Source records ->
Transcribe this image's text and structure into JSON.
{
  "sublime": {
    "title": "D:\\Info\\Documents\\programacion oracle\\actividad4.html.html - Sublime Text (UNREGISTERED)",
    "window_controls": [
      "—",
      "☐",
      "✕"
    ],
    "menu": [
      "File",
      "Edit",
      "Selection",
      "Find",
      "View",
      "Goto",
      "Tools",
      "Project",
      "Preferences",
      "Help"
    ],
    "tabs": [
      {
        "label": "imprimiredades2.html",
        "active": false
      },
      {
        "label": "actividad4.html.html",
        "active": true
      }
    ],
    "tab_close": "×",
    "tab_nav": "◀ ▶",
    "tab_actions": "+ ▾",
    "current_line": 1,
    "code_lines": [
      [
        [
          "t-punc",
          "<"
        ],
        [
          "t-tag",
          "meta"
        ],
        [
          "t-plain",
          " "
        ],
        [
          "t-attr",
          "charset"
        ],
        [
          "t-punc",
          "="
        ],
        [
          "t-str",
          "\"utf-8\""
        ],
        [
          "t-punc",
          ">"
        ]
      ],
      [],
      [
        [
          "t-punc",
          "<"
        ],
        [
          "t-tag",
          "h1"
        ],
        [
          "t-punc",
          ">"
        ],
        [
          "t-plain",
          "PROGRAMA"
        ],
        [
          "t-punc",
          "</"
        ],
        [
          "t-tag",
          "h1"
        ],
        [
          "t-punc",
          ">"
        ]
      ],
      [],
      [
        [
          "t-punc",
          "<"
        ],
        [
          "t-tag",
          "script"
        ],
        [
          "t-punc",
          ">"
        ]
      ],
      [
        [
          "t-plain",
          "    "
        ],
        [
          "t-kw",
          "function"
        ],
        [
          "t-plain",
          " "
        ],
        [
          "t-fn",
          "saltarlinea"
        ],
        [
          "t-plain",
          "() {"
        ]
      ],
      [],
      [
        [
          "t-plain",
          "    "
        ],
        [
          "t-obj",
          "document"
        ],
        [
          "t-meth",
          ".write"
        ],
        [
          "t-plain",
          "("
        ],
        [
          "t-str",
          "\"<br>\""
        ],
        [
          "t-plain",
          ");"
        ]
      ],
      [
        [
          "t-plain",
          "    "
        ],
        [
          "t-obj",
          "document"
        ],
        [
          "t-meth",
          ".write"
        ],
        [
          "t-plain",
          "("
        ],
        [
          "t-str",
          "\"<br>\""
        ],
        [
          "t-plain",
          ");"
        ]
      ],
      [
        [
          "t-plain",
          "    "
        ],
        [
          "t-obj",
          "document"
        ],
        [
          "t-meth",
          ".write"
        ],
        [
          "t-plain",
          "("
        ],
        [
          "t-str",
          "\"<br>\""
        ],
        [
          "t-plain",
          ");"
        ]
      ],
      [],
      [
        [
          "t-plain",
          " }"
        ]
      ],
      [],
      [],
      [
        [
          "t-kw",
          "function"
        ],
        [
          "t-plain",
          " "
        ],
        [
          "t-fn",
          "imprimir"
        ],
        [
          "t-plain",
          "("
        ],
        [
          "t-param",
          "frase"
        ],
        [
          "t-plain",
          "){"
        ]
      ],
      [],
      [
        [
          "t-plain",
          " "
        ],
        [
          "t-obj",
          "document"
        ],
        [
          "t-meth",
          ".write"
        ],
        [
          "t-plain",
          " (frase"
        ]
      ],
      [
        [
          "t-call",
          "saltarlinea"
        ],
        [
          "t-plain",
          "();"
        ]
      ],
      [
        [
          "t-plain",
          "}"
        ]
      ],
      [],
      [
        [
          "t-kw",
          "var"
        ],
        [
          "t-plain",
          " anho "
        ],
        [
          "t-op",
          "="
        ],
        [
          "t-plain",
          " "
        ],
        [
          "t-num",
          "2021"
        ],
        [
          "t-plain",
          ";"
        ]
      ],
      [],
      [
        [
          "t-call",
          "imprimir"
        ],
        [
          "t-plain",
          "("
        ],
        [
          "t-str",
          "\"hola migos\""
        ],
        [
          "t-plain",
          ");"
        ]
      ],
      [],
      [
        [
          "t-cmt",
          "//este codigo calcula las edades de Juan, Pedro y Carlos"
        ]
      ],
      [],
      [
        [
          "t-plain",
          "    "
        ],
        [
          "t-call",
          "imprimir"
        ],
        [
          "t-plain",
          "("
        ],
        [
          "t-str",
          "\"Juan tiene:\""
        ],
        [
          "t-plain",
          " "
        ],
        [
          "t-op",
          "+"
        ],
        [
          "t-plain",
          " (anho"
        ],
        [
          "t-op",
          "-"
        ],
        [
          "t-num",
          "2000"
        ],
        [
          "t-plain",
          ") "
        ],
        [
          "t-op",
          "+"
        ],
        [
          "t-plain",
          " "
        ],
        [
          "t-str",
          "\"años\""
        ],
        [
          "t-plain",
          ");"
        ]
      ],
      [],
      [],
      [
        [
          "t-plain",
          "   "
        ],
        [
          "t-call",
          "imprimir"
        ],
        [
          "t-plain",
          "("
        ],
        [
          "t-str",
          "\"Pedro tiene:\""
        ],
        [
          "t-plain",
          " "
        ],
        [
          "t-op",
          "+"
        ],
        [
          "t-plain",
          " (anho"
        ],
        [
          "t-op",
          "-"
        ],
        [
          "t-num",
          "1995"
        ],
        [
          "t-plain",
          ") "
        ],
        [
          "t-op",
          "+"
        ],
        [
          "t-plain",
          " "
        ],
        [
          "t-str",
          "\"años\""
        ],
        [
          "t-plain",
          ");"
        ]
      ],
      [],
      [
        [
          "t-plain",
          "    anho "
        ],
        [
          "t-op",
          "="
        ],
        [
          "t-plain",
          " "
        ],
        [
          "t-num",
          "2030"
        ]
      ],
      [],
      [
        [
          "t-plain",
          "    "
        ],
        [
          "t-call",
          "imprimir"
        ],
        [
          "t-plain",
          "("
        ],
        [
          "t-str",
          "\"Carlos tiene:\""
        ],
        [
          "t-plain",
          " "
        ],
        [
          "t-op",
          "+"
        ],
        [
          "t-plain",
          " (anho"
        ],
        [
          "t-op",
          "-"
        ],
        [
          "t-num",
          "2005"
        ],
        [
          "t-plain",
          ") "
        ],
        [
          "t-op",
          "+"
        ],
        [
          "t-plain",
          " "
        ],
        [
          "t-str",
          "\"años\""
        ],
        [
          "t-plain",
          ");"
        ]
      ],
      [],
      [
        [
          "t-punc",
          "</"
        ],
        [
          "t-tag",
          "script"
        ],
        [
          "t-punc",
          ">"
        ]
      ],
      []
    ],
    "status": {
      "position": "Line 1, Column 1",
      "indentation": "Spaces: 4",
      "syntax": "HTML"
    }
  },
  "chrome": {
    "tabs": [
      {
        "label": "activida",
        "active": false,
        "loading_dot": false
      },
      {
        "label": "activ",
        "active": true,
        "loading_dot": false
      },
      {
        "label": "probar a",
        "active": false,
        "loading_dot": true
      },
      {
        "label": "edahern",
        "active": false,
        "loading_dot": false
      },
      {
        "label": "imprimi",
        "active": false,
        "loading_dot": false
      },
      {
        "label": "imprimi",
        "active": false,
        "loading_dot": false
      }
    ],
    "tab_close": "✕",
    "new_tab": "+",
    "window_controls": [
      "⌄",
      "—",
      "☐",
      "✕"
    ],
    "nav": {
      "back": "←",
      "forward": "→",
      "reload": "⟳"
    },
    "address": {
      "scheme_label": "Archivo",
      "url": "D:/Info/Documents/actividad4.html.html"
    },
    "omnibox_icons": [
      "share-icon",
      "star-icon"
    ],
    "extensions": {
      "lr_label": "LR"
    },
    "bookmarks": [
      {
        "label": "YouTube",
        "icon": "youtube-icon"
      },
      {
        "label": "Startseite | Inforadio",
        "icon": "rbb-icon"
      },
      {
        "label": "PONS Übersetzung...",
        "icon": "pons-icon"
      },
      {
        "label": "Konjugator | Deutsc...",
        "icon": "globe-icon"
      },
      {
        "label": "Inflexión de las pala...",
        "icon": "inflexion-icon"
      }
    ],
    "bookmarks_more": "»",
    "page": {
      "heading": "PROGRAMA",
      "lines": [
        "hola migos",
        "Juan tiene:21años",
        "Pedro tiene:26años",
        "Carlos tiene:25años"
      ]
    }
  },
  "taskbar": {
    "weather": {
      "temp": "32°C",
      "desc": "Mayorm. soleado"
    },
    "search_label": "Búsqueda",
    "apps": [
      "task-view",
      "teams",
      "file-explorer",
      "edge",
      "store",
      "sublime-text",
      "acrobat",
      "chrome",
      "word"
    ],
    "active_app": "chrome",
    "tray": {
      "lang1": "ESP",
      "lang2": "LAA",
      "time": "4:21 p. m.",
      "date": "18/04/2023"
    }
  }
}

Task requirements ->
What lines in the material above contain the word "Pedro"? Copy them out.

Written reply ->
          "//este codigo calcula las edades de Juan, Pedro y Carlos"
          "\"Pedro tiene:\""
        "Pedro tiene:26años",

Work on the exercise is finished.